A skeletal muscle that is stretched while contracting will produce more force at steady state than if it is stretched passively and then stimulated to contract. This phenomenon is known as residual force enhancement and has been widely studied since its description more than 60 years ago. The idea that the mechanical properties of a muscle are governed not just by its present length but also by its length at earlier time points has far reaching implications since muscles stretch and shorten routinely in normal use. In this review, we present the experimental and theoretical advances that have been made toward understanding the mechanisms that underlie residual force enhancement. In the past 10 years, experiments and models have focused on essentially three candidate mechanisms for residual force enhancement: (half-) sarcomere inhomogeneity, activity of so-called ‘passive’ mechanical elements in the sarcomere (titin), and the intrinsic properties of myosin crossbridges. Evidence, both computational and experimental, is accumulating for each of these mechanisms such that a final description of the phenomenon seems attainable in the near future. We conclude that computational models that incorporate more than one putative mechanism may ultimately facilitate reconciliation of the growing number of ideas and experimental data in this field.


Residual force enhancementComputational modelingSkeletal muscleHalf-sarcomeres

Copyright information

© International Union for Pure and Applied Biophysics (IUPAB) and Springer 2011
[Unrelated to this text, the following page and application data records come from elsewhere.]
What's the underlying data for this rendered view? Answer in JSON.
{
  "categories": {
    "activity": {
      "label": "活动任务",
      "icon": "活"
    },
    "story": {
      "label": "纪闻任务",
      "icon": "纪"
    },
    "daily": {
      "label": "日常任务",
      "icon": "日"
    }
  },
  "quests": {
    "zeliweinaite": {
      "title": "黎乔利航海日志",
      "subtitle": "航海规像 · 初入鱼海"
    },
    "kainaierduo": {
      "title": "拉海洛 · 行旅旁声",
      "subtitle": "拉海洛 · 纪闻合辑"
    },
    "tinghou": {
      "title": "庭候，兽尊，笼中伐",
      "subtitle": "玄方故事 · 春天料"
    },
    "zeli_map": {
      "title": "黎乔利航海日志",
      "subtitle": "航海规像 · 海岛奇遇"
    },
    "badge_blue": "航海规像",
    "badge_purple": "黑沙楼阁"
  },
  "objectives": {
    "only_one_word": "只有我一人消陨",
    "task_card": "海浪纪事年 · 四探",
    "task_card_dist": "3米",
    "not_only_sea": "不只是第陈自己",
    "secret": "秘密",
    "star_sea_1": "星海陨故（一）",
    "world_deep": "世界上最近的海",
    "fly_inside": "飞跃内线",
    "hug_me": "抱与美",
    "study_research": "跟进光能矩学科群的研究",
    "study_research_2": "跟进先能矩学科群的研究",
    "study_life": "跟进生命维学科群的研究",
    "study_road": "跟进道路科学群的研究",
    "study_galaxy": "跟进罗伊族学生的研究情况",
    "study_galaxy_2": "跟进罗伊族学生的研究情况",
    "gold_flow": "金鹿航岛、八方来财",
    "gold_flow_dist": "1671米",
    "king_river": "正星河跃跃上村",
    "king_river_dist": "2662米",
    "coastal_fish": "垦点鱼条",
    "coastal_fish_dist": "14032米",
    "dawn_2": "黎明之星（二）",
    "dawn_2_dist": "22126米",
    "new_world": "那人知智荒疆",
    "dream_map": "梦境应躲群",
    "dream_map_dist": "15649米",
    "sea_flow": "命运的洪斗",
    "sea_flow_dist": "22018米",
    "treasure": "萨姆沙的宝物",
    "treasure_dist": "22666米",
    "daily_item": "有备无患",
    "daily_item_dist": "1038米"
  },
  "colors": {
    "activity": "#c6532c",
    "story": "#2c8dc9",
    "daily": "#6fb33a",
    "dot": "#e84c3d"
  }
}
Authors and Affiliations

  1. 1.Department of Physiology and Center for Muscle BiologyUniversity of KentuckyLexingtonUSA
  2. 2.Department of PhysiologyMS508 Chandler Medical CenterLexingtonUSA